Top Menu

Some Pain Doctors Concerned About FDA’s Decision Not to Approve Generic OxyContin


Some pain doctors say they are concerned the Food and Drug Administration’s (FDA) decision earlier this week not to approve generic versions of the original version of OxyContin could lead to less effective drugs that are potentially addictive, NPR reports.

“Obviously, there’s a cost issue,” Lynn Webster, President of the American Academy of Pain Medicine, told NPR. “Not having generics means this type of medication is going to be more expensive.” Because OxyContin is costly, some doctors may switch to methadone or other pain medications if a patient’s insurance will not cover it, according to Webster.

The original version of OxyContin could be crushed and then snorted or injected. Its patent was set to expire on Tuesday.

The FDA also approved new labeling for a reformulated version of the drug, which will indicate it is more difficult to crush, and thus harder to abuse than the original version. OxyContin’s manufacturer, Purdue Pharma, introduced the tamper-resistant formula in 2010, which has a patent that does not expire until 2025. If generic drug makers want to develop their own versions of OxyContin, they will have to make them abuse-resistant.

Andrew Kolodny, Chief of Psychiatry at Maimonides Medical Center in New York, who studies policies on opioids, said tamper-resistant pills are not necessarily less addictive. “One of my concerns is that this new rule could set up an arms race for the pharmaceutical companies to recreate abuse-deterrent versions because they have patent protections. You’ll see marketing to prescribers that these pills are less addictive. That could potentially make things worse.”

No responses yet.

Leave a Reply

Please read our comment policy and guidelines before you submit a comment. Your email address will not be published. Thank you for visiting

+ 9 = thirteen
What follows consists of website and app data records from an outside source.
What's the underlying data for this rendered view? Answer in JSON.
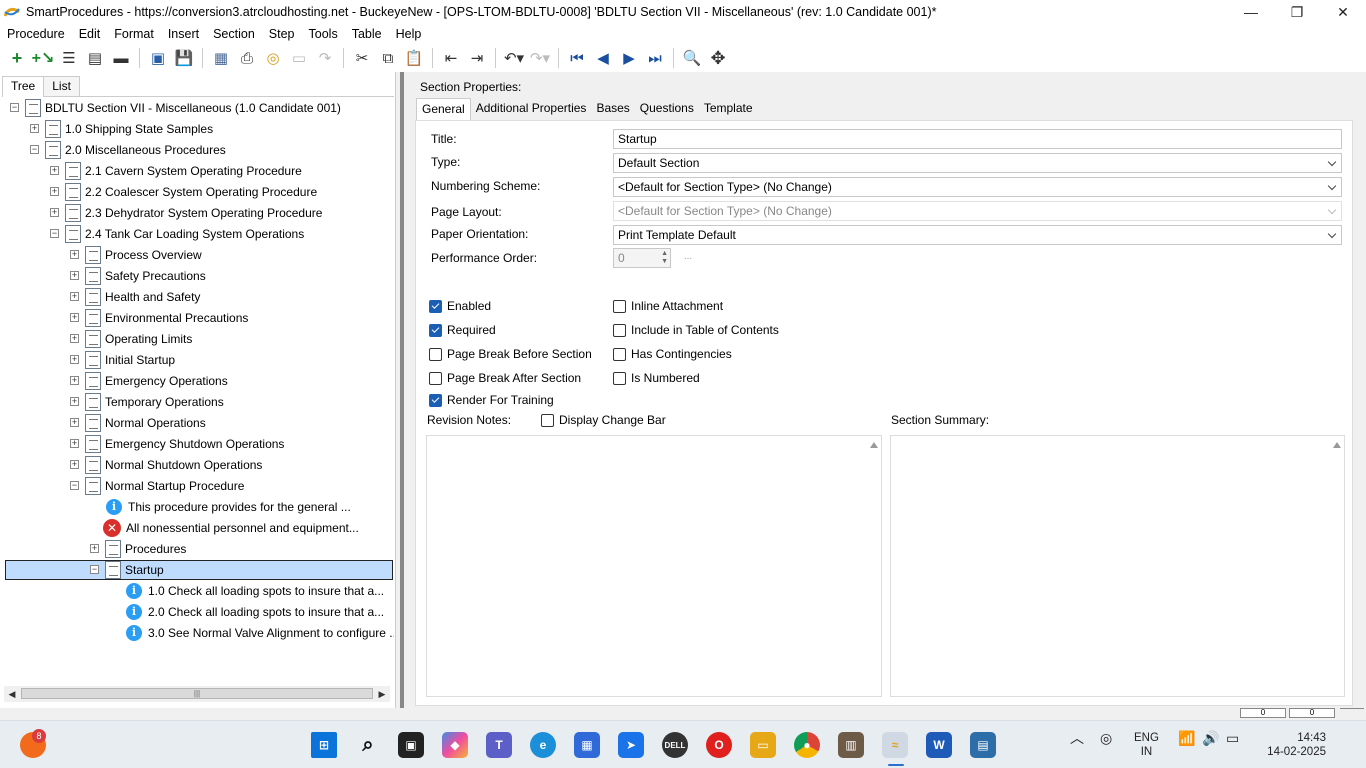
{
  "window": {
    "title": "SmartProcedures - https://conversion3.atrcloudhosting.net - BuckeyeNew - [OPS-LTOM-BDLTU-0008] 'BDLTU Section VII - Miscellaneous' (rev: 1.0 Candidate 001)*",
    "minimize": "—",
    "maximize": "❐",
    "close": "✕"
  },
  "menu": [
    "Procedure",
    "Edit",
    "Format",
    "Insert",
    "Section",
    "Step",
    "Tools",
    "Table",
    "Help"
  ],
  "left_tabs": [
    "Tree",
    "List"
  ],
  "tree": [
    {
      "label": "BDLTU Section VII - Miscellaneous (1.0 Candidate 001)",
      "exp": "−",
      "icon": "doc"
    },
    {
      "label": "1.0 Shipping State Samples",
      "exp": "+",
      "icon": "doc"
    },
    {
      "label": "2.0 Miscellaneous Procedures",
      "exp": "−",
      "icon": "doc"
    },
    {
      "label": "2.1 Cavern System Operating Procedure",
      "exp": "+",
      "icon": "doc"
    },
    {
      "label": "2.2 Coalescer System Operating Procedure",
      "exp": "+",
      "icon": "doc"
    },
    {
      "label": "2.3 Dehydrator System Operating Procedure",
      "exp": "+",
      "icon": "doc"
    },
    {
      "label": "2.4 Tank Car Loading System Operations",
      "exp": "−",
      "icon": "doc"
    },
    {
      "label": "Process Overview",
      "exp": "+",
      "icon": "doc"
    },
    {
      "label": "Safety Precautions",
      "exp": "+",
      "icon": "doc"
    },
    {
      "label": "Health and Safety",
      "exp": "+",
      "icon": "doc"
    },
    {
      "label": "Environmental Precautions",
      "exp": "+",
      "icon": "doc"
    },
    {
      "label": "Operating Limits",
      "exp": "+",
      "icon": "doc"
    },
    {
      "label": "Initial Startup",
      "exp": "+",
      "icon": "doc"
    },
    {
      "label": "Emergency Operations",
      "exp": "+",
      "icon": "doc"
    },
    {
      "label": "Temporary Operations",
      "exp": "+",
      "icon": "doc"
    },
    {
      "label": "Normal Operations",
      "exp": "+",
      "icon": "doc"
    },
    {
      "label": "Emergency Shutdown Operations",
      "exp": "+",
      "icon": "doc"
    },
    {
      "label": "Normal Shutdown Operations",
      "exp": "+",
      "icon": "doc"
    },
    {
      "label": "Normal Startup Procedure",
      "exp": "−",
      "icon": "doc"
    },
    {
      "label": "This procedure provides for the general ...",
      "exp": "",
      "icon": "info"
    },
    {
      "label": "All nonessential personnel and equipment...",
      "exp": "",
      "icon": "error"
    },
    {
      "label": "Procedures",
      "exp": "+",
      "icon": "doc"
    },
    {
      "label": "Startup",
      "exp": "−",
      "icon": "doc"
    },
    {
      "label": "1.0 Check all loading spots to insure that a...",
      "exp": "",
      "icon": "info"
    },
    {
      "label": "2.0 Check all loading spots to insure that a...",
      "exp": "",
      "icon": "info"
    },
    {
      "label": "3.0 See Normal Valve Alignment to configure ...",
      "exp": "",
      "icon": "info"
    }
  ],
  "section": {
    "header": "Section Properties:",
    "tabs": [
      "General",
      "Additional Properties",
      "Bases",
      "Questions",
      "Template"
    ],
    "fields": {
      "title_label": "Title:",
      "title_value": "Startup",
      "type_label": "Type:",
      "type_value": "Default Section",
      "numbering_label": "Numbering Scheme:",
      "numbering_value": "<Default for Section Type> (No Change)",
      "layout_label": "Page Layout:",
      "layout_value": "<Default for Section Type> (No Change)",
      "orientation_label": "Paper Orientation:",
      "orientation_value": "Print Template Default",
      "perf_label": "Performance Order:",
      "perf_value": "0",
      "ellipsis": "..."
    },
    "checkboxes": [
      {
        "label": "Enabled",
        "checked": true
      },
      {
        "label": "Required",
        "checked": true
      },
      {
        "label": "Page Break Before Section",
        "checked": false
      },
      {
        "label": "Page Break After Section",
        "checked": false
      },
      {
        "label": "Render For Training",
        "checked": true
      },
      {
        "label": "Inline Attachment",
        "checked": false
      },
      {
        "label": "Include in Table of Contents",
        "checked": false
      },
      {
        "label": "Has Contingencies",
        "checked": false
      },
      {
        "label": "Is Numbered",
        "checked": false
      }
    ],
    "revision_notes_label": "Revision Notes:",
    "display_change_bar": "Display Change Bar",
    "summary_label": "Section Summary:"
  },
  "statusbar": {
    "pane1": "0",
    "pane2": "0"
  },
  "taskbar": {
    "notification_count": "8",
    "lang": "ENG",
    "region": "IN",
    "time": "14:43",
    "date": "14-02-2025"
  },
  "colors": {
    "selection": "#bfdcff",
    "checkbox": "#1a5fb4",
    "info": "#2a9df4",
    "error": "#d9302c"
  }
}
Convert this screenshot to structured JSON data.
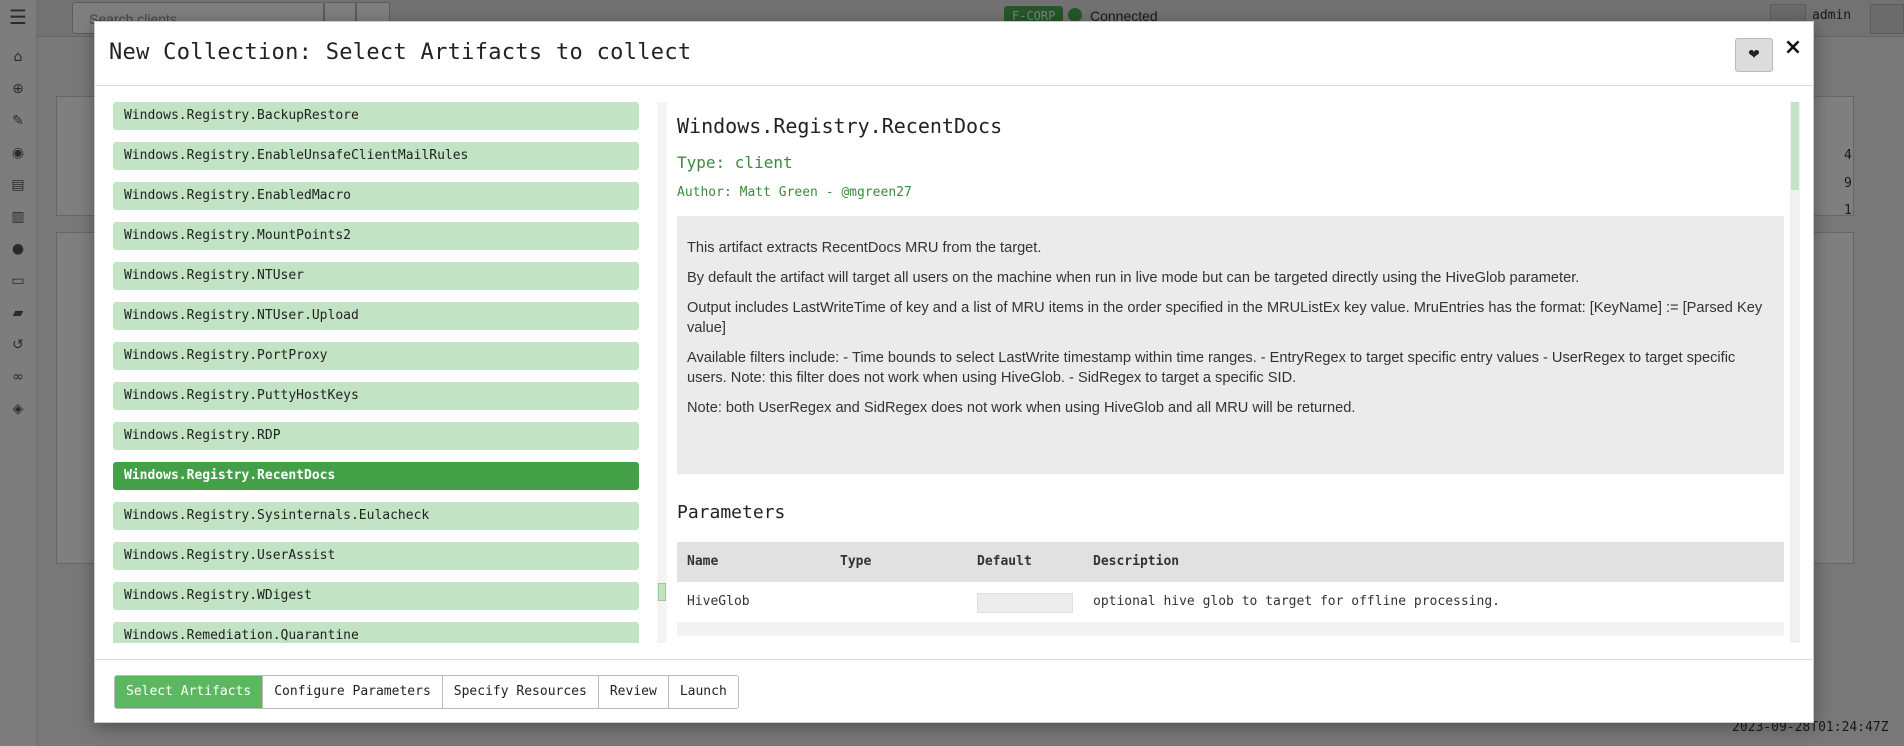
{
  "background": {
    "search_placeholder": "Search clients",
    "org_badge": "F-CORP",
    "connection_status": "Connected",
    "username": "admin",
    "timestamp": "2023-09-28T01:24:47Z",
    "counts": [
      "4",
      "9",
      "1"
    ]
  },
  "modal": {
    "title": "New Collection: Select Artifacts to collect",
    "close_label": "×",
    "favorite_icon": "heart-icon"
  },
  "artifacts": [
    {
      "name": "Windows.Registry.BackupRestore",
      "selected": false
    },
    {
      "name": "Windows.Registry.EnableUnsafeClientMailRules",
      "selected": false
    },
    {
      "name": "Windows.Registry.EnabledMacro",
      "selected": false
    },
    {
      "name": "Windows.Registry.MountPoints2",
      "selected": false
    },
    {
      "name": "Windows.Registry.NTUser",
      "selected": false
    },
    {
      "name": "Windows.Registry.NTUser.Upload",
      "selected": false
    },
    {
      "name": "Windows.Registry.PortProxy",
      "selected": false
    },
    {
      "name": "Windows.Registry.PuttyHostKeys",
      "selected": false
    },
    {
      "name": "Windows.Registry.RDP",
      "selected": false
    },
    {
      "name": "Windows.Registry.RecentDocs",
      "selected": true
    },
    {
      "name": "Windows.Registry.Sysinternals.Eulacheck",
      "selected": false
    },
    {
      "name": "Windows.Registry.UserAssist",
      "selected": false
    },
    {
      "name": "Windows.Registry.WDigest",
      "selected": false
    },
    {
      "name": "Windows.Remediation.Quarantine",
      "selected": false
    }
  ],
  "details": {
    "name": "Windows.Registry.RecentDocs",
    "type": "Type: client",
    "author": "Author: Matt Green - @mgreen27",
    "description": [
      "This artifact extracts RecentDocs MRU from the target.",
      "By default the artifact will target all users on the machine when run in live mode but can be targeted directly using the HiveGlob parameter.",
      "Output includes LastWriteTime of key and a list of MRU items in the order specified in the MRUListEx key value. MruEntries has the format: [KeyName] := [Parsed Key value]",
      "Available filters include: - Time bounds to select LastWrite timestamp within time ranges. - EntryRegex to target specific entry values - UserRegex to target specific users. Note: this filter does not work when using HiveGlob. - SidRegex to target a specific SID.",
      "Note: both UserRegex and SidRegex does not work when using HiveGlob and all MRU will be returned."
    ],
    "parameters_title": "Parameters",
    "parameters": {
      "headers": [
        "Name",
        "Type",
        "Default",
        "Description"
      ],
      "rows": [
        {
          "name": "HiveGlob",
          "type": "",
          "default": "",
          "description": "optional hive glob to target for offline processing."
        }
      ]
    }
  },
  "wizard": {
    "steps": [
      "Select Artifacts",
      "Configure Parameters",
      "Specify Resources",
      "Review",
      "Launch"
    ],
    "active": 0
  }
}
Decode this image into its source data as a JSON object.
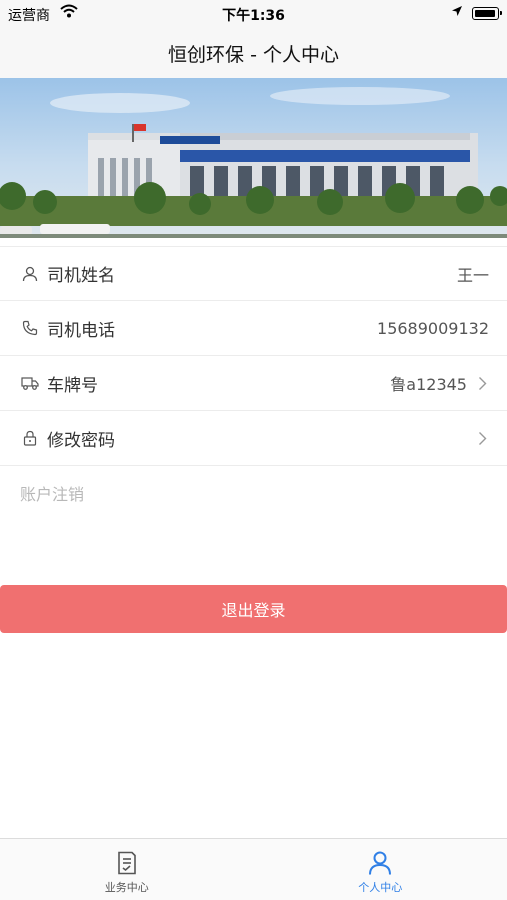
{
  "status_bar": {
    "carrier": "运营商",
    "time": "下午1:36"
  },
  "header": {
    "title": "恒创环保 - 个人中心"
  },
  "profile": {
    "rows": [
      {
        "label": "司机姓名",
        "value": "王一",
        "icon": "person-icon"
      },
      {
        "label": "司机电话",
        "value": "15689009132",
        "icon": "phone-icon"
      },
      {
        "label": "车牌号",
        "value": "鲁a12345",
        "icon": "truck-icon"
      },
      {
        "label": "修改密码",
        "value": "",
        "icon": "lock-icon"
      }
    ]
  },
  "account_cancel": "账户注销",
  "logout_label": "退出登录",
  "tabs": [
    {
      "label": "业务中心",
      "icon": "document-icon",
      "active": false
    },
    {
      "label": "个人中心",
      "icon": "person-icon",
      "active": true
    }
  ],
  "colors": {
    "accent": "#2f7fe6",
    "logout": "#f07070"
  }
}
Reproduction in whole or in part of this publication is strictly prohibited without prior consent. Photographic rights remain the property of Join Together and the Partnership for Drug-Free Kids. For reproduction inquiries, please e-mail